Faculty attempting to implement this teaching method may be concerned about the potential for grade inflation. In fact, if a criterion-based grading system is used and student performance improves, one would expect an elevation in grades. Nevertheless, this system did not appear to inflate grades inappropriately. For example, in the third year, when performance was the highest, the course grade point average was 3.19 ± 0.7 (SD). Moreover, the process of empowering students to have input into their course grade had only a modest effect on class grades. In year 3, only 22% of the class successfully justified a higher grade than what was achieved on the final exam. The average grade increment among those students was 0.35 ± 0.07 (SD) grade point units.
In summary, this study has demonstrated three important lessons. First, it has reinforced and corroborated insights promoted by educational theorists and researchers: frequent, nonthreatening formative assessment is a valuable tool for instructors and students (Butler and Nissan, 1986
; Black and Wiliam, 1998
; Huba and Freed, 1999
; Klionsky, 2001
). Second, it has shown that these three aspects of assessment can be achieved in the context of developing higher-order thinking skills in the science classroom. Finally, it has emphasized that implementation of pedagogical reform in a course requires two critical elements analogous to the process described here for student learning: formative feedback and iteration. As described above, the strong student performance and positive attitudes did not appear instantaneously upon adoption of the formative format. Without careful attention to performance and affective survey results, the instructors would not have made those decisions that led to success. Although occasional misinterpretation of the data from these evaluations can result in detours such as occurred for us during year 2, the process is self-correcting if applied consistently. Hence, attention to the data gathered during year 2 generated the ultimate success observed in year 3. Regardless of whether the specific format described in this report seems applicable to other courses or worthy of consideration, the process of course improvement illustrated is imperative.
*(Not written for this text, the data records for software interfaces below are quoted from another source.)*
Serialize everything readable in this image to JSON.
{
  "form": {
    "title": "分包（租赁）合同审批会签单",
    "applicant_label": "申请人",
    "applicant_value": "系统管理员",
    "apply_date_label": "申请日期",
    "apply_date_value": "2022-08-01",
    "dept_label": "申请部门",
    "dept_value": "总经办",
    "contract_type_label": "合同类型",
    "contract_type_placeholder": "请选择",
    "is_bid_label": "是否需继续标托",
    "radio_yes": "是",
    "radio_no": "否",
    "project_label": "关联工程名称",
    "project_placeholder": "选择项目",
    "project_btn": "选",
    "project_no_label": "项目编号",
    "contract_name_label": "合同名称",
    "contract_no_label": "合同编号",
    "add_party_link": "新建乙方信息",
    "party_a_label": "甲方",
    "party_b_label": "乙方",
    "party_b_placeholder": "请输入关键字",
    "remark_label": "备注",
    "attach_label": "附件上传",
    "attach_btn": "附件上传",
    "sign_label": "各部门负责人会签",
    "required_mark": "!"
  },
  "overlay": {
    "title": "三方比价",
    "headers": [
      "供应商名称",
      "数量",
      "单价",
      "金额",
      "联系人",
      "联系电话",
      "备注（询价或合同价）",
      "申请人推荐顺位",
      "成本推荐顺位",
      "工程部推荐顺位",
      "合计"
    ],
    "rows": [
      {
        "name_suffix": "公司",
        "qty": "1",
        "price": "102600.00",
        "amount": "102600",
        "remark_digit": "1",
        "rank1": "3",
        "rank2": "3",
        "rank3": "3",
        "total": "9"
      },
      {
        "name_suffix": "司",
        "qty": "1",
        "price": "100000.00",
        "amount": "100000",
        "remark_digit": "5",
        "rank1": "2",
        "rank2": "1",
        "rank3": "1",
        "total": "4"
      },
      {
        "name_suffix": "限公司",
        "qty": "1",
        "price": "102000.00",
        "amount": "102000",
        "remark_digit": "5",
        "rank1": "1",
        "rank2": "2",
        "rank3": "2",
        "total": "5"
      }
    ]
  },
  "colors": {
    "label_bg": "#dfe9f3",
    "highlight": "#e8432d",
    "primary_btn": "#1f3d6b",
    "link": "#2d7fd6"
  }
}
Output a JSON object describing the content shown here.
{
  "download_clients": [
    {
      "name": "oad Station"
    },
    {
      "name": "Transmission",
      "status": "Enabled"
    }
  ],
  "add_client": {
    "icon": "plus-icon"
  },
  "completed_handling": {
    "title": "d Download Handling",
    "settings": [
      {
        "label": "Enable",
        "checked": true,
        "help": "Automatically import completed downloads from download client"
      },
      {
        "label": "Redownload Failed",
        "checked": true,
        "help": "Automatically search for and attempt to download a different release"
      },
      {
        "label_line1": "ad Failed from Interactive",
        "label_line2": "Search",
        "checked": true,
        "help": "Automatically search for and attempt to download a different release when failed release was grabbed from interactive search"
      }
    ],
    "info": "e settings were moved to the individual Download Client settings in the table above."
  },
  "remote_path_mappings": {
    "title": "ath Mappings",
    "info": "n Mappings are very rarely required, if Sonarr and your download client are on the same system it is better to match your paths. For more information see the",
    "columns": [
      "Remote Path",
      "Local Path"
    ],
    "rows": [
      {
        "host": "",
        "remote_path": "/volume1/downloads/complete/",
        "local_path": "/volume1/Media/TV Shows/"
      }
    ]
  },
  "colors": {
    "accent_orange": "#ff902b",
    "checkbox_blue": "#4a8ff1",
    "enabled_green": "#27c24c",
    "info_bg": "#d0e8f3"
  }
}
The most important message we could communicate is that all instructors should be actively engaged in systematic evaluation and responsive decision-making in their courses.